— Your goal —
An exact, complete copy of the entries below is required, minus any pictures.

Records from a dataset:
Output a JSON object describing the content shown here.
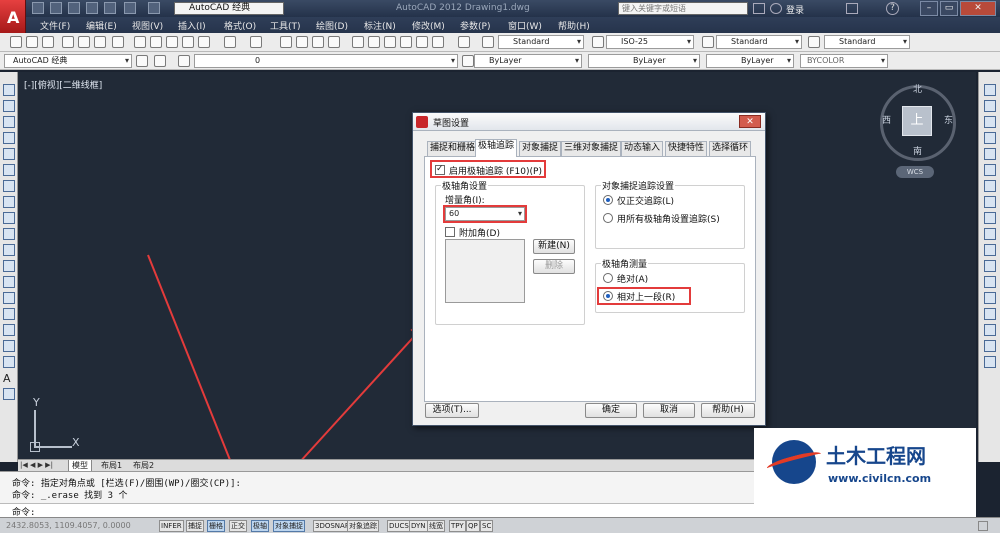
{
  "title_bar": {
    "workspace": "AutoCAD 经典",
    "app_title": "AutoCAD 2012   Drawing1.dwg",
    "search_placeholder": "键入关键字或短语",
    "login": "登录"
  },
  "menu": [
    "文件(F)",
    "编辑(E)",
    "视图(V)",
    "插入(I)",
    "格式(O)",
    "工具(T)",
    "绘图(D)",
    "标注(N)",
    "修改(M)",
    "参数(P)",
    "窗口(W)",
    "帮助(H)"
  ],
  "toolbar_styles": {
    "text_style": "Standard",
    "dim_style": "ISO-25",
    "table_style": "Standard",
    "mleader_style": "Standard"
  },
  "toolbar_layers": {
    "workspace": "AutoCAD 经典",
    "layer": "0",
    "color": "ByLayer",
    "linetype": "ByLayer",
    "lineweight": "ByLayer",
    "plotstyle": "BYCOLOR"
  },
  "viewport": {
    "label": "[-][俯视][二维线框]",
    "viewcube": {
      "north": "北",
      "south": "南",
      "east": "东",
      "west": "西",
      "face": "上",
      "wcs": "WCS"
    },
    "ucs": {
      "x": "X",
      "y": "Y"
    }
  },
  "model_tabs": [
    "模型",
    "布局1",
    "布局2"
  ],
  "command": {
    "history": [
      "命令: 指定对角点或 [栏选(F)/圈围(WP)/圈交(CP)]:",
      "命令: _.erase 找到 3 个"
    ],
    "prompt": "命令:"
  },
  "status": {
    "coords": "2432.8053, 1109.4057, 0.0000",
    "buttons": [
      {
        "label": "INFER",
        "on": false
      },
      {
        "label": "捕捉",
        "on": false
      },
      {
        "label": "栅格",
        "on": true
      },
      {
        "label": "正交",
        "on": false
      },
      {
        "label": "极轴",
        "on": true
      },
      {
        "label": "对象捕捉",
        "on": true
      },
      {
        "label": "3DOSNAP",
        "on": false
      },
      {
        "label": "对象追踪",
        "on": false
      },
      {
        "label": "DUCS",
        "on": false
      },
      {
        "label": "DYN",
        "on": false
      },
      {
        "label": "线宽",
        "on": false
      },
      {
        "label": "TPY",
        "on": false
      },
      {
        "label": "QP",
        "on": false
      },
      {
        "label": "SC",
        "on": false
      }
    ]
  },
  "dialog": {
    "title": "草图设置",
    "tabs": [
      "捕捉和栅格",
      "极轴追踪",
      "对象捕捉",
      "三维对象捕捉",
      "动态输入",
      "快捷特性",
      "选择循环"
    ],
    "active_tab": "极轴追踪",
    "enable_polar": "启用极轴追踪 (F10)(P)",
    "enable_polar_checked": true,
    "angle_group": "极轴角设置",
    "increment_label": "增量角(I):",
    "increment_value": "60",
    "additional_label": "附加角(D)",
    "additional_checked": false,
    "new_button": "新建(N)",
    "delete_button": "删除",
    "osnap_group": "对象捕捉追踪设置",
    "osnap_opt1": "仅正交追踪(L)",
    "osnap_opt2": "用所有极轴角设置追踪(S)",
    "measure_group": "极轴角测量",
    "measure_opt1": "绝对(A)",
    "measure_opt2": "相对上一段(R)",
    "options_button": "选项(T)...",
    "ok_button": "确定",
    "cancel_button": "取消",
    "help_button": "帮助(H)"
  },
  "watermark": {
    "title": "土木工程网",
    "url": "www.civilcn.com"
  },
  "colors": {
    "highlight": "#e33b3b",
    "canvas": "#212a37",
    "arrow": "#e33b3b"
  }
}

— Exercise answer —
Output a JSON object describing the content shown here.
{
  "title_bar": {
    "workspace": "AutoCAD 经典",
    "app_title": "AutoCAD 2012   Drawing1.dwg",
    "search_placeholder": "键入关键字或短语",
    "login": "登录"
  },
  "menu": [
    "文件(F)",
    "编辑(E)",
    "视图(V)",
    "插入(I)",
    "格式(O)",
    "工具(T)",
    "绘图(D)",
    "标注(N)",
    "修改(M)",
    "参数(P)",
    "窗口(W)",
    "帮助(H)"
  ],
  "toolbar_styles": {
    "text_style": "Standard",
    "dim_style": "ISO-25",
    "table_style": "Standard",
    "mleader_style": "Standard"
  },
  "toolbar_layers": {
    "workspace": "AutoCAD 经典",
    "layer": "0",
    "color": "ByLayer",
    "linetype": "ByLayer",
    "lineweight": "ByLayer",
    "plotstyle": "BYCOLOR"
  },
  "viewport": {
    "label": "[-][俯视][二维线框]",
    "viewcube": {
      "north": "北",
      "south": "南",
      "east": "东",
      "west": "西",
      "face": "上",
      "wcs": "WCS"
    },
    "ucs": {
      "x": "X",
      "y": "Y"
    }
  },
  "model_tabs": [
    "模型",
    "布局1",
    "布局2"
  ],
  "command": {
    "history": [
      "命令: 指定对角点或 [栏选(F)/圈围(WP)/圈交(CP)]:",
      "命令: _.erase 找到 3 个"
    ],
    "prompt": "命令:"
  },
  "status": {
    "coords": "2432.8053, 1109.4057, 0.0000",
    "buttons": [
      {
        "label": "INFER",
        "on": false
      },
      {
        "label": "捕捉",
        "on": false
      },
      {
        "label": "栅格",
        "on": true
      },
      {
        "label": "正交",
        "on": false
      },
      {
        "label": "极轴",
        "on": true
      },
      {
        "label": "对象捕捉",
        "on": true
      },
      {
        "label": "3DOSNAP",
        "on": false
      },
      {
        "label": "对象追踪",
        "on": false
      },
      {
        "label": "DUCS",
        "on": false
      },
      {
        "label": "DYN",
        "on": false
      },
      {
        "label": "线宽",
        "on": false
      },
      {
        "label": "TPY",
        "on": false
      },
      {
        "label": "QP",
        "on": false
      },
      {
        "label": "SC",
        "on": false
      }
    ]
  },
  "dialog": {
    "title": "草图设置",
    "tabs": [
      "捕捉和栅格",
      "极轴追踪",
      "对象捕捉",
      "三维对象捕捉",
      "动态输入",
      "快捷特性",
      "选择循环"
    ],
    "active_tab": "极轴追踪",
    "enable_polar": "启用极轴追踪 (F10)(P)",
    "enable_polar_checked": true,
    "angle_group": "极轴角设置",
    "increment_label": "增量角(I):",
    "increment_value": "60",
    "additional_label": "附加角(D)",
    "additional_checked": false,
    "new_button": "新建(N)",
    "delete_button": "删除",
    "osnap_group": "对象捕捉追踪设置",
    "osnap_opt1": "仅正交追踪(L)",
    "osnap_opt2": "用所有极轴角设置追踪(S)",
    "measure_group": "极轴角测量",
    "measure_opt1": "绝对(A)",
    "measure_opt2": "相对上一段(R)",
    "options_button": "选项(T)...",
    "ok_button": "确定",
    "cancel_button": "取消",
    "help_button": "帮助(H)"
  },
  "watermark": {
    "title": "土木工程网",
    "url": "www.civilcn.com"
  },
  "colors": {
    "highlight": "#e33b3b",
    "canvas": "#212a37",
    "arrow": "#e33b3b"
  }
}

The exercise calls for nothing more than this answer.